|Core clock (MHz)||Pixel pipelines||Texture units per pixel pipeline||Memory clock (MHz)||Memory bus width (bits)||Manufacturing process|
|Radeon 9200 Pro||TBA||TBA|
|Radeon 9600 Pro||400||600|
|Radeon 9800 Pro||380||680|
|Radeon 9800 Pro 256MB||TBA||TBA (DDR2)|
Our Radeon 9800 Pro review covers the details of ATI's Radeon 9800-based products, so there's no need for me to rehash them here. However, there are two new Radeon lines to talk about.
ATI's Radeon 9200s are retooled Radeon 9000s that will support AGP 8X and come in 64 and 128MB flavors. ATI hasn't yet decided on core and memory clock speeds for these cards, but prices will range from $79-$129 for the Radeon 9200 to $129-179 for the Radeon 9200 Pro. Like the current Radeon 9100 and 9000 cards, the Radeon 9200s are only compatible with DirectX 8.1.
Unlike the Radeon 9200, and indeed every other desktop graphics part that ATI makes, the new Radeon 9600 uses a 0.13-micron manufacturing process. The transition to a 0.13-micron process was smoother than expected, according to ATI, so this product launch has been moved forward a couple of months.
Also new to the Radeon 9600 is an improved Z-compression scheme that's more bandwidth-efficient than the Radeon 9700. As you might expect, the Radeon 9600s have full DirectX 9 support, too. They'll retail for $149-199, effectively replacing the Radeon 9500s in the middle of ATI's lineup.

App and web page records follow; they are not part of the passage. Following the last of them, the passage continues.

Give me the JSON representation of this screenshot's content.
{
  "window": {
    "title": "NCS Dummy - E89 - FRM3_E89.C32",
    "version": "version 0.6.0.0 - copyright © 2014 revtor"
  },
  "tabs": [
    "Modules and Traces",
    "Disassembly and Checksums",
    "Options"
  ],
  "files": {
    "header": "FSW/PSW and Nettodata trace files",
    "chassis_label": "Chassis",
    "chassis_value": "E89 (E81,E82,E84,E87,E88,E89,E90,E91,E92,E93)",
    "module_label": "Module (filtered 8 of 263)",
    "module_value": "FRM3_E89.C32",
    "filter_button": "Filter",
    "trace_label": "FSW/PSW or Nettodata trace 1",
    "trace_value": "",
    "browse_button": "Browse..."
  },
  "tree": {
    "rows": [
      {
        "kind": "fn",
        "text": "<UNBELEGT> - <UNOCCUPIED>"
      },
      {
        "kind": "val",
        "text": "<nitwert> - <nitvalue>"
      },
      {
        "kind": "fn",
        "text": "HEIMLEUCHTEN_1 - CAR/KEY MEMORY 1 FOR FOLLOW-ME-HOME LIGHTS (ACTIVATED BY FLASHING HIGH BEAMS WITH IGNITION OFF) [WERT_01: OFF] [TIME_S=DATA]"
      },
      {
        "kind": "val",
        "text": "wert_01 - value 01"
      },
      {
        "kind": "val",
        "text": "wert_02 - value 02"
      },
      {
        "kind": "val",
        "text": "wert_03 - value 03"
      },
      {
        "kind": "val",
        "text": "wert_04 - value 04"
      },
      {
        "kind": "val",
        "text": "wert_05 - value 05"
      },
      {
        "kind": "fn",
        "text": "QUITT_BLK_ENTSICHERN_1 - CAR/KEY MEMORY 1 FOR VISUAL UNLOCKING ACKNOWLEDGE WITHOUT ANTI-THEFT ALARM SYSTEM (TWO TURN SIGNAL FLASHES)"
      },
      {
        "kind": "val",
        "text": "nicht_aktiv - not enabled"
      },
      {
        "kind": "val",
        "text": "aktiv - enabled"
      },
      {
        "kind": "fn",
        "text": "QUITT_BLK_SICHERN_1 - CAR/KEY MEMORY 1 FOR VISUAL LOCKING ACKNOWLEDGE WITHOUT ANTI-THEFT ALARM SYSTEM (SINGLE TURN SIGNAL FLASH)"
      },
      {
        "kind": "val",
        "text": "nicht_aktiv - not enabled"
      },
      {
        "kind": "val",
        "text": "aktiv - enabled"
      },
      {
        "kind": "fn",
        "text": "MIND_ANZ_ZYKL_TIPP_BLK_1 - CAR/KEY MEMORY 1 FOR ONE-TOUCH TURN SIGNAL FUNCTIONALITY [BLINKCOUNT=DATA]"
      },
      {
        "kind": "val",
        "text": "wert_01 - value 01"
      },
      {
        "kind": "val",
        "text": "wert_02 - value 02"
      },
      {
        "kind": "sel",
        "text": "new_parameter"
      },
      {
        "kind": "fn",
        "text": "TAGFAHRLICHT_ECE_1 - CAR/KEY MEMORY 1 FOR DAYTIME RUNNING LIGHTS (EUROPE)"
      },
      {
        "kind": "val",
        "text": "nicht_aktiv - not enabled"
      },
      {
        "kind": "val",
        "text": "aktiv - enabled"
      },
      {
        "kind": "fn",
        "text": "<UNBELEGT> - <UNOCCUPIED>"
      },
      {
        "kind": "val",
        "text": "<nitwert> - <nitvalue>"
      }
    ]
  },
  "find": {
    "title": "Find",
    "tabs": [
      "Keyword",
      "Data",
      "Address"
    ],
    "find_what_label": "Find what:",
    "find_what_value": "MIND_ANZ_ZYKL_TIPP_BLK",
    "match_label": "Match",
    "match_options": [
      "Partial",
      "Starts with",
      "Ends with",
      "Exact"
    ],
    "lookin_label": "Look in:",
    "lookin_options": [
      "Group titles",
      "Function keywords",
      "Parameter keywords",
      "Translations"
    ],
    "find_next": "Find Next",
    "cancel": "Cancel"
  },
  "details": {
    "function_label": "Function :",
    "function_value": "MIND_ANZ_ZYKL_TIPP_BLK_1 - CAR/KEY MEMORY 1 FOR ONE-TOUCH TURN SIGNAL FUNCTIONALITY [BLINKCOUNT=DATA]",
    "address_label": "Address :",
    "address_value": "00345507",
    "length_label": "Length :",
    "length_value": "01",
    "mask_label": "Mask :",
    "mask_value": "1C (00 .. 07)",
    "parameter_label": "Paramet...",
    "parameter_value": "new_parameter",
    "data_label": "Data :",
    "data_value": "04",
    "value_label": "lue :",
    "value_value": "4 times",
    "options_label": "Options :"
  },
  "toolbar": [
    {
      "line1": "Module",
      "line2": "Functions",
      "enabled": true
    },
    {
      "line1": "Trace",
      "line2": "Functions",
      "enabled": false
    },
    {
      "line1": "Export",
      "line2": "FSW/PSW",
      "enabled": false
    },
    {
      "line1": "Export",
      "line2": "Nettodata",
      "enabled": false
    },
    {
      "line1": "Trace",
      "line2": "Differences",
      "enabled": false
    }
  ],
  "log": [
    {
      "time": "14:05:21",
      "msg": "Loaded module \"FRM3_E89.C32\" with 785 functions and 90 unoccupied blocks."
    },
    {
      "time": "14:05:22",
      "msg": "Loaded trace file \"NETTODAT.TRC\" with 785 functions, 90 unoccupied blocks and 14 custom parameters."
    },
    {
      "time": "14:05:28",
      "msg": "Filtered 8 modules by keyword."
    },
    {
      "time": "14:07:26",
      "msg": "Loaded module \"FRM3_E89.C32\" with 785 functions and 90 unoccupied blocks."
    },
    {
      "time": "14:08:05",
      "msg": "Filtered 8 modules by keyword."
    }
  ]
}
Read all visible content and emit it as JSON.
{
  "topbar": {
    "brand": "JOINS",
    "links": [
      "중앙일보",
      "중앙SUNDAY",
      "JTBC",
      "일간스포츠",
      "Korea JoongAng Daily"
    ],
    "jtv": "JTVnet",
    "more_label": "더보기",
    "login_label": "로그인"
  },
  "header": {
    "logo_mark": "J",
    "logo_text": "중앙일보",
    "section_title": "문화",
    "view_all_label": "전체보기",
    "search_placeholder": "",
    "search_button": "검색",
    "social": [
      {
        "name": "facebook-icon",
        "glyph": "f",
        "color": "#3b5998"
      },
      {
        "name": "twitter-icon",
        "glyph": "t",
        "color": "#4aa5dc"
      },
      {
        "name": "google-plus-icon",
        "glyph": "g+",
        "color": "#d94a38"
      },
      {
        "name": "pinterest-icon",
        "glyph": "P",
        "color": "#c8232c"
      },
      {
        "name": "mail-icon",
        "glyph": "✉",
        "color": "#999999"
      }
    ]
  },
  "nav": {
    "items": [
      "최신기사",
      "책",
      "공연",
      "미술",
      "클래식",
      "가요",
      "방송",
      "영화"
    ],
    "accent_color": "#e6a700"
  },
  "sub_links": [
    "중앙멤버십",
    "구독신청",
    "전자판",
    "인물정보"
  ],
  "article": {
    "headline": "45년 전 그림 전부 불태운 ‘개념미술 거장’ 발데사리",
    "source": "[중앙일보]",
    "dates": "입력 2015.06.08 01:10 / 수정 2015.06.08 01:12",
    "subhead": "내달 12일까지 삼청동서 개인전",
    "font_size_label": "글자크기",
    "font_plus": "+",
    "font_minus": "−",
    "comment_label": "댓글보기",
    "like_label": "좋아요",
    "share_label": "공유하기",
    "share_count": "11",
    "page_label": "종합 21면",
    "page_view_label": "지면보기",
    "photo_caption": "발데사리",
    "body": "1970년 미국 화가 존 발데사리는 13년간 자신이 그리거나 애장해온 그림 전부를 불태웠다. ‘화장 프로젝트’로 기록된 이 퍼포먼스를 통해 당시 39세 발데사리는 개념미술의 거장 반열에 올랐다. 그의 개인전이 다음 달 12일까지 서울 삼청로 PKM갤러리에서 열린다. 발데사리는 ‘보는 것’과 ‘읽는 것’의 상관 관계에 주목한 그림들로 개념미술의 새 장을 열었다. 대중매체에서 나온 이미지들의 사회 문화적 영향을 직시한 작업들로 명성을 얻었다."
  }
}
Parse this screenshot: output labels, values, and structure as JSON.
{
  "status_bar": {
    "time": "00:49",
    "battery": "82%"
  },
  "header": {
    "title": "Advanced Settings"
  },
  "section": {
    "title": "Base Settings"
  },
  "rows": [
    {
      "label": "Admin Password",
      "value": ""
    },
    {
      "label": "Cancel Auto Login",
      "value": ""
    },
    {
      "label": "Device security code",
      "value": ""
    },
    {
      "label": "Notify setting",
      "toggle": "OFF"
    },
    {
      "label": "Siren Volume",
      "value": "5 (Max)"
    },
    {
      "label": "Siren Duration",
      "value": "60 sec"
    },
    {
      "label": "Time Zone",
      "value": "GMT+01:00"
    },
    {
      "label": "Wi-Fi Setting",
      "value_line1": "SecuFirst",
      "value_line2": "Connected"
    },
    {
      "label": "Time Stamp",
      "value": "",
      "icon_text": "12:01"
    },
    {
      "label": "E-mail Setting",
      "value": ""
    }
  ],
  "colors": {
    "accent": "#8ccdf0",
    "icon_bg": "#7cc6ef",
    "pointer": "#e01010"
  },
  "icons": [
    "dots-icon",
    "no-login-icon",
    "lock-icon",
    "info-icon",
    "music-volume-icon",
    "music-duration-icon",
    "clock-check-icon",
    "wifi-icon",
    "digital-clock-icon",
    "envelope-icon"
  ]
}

For those that don't have $400 to drop on the Radeon 9800 Pro, which is probably most of us, the Radeon 9600 Pro looks like it could be the pick of the litter. Reviews of the card have yet to hit the web, but I'm sure its specs alone have many budget-minded gamers drooling already.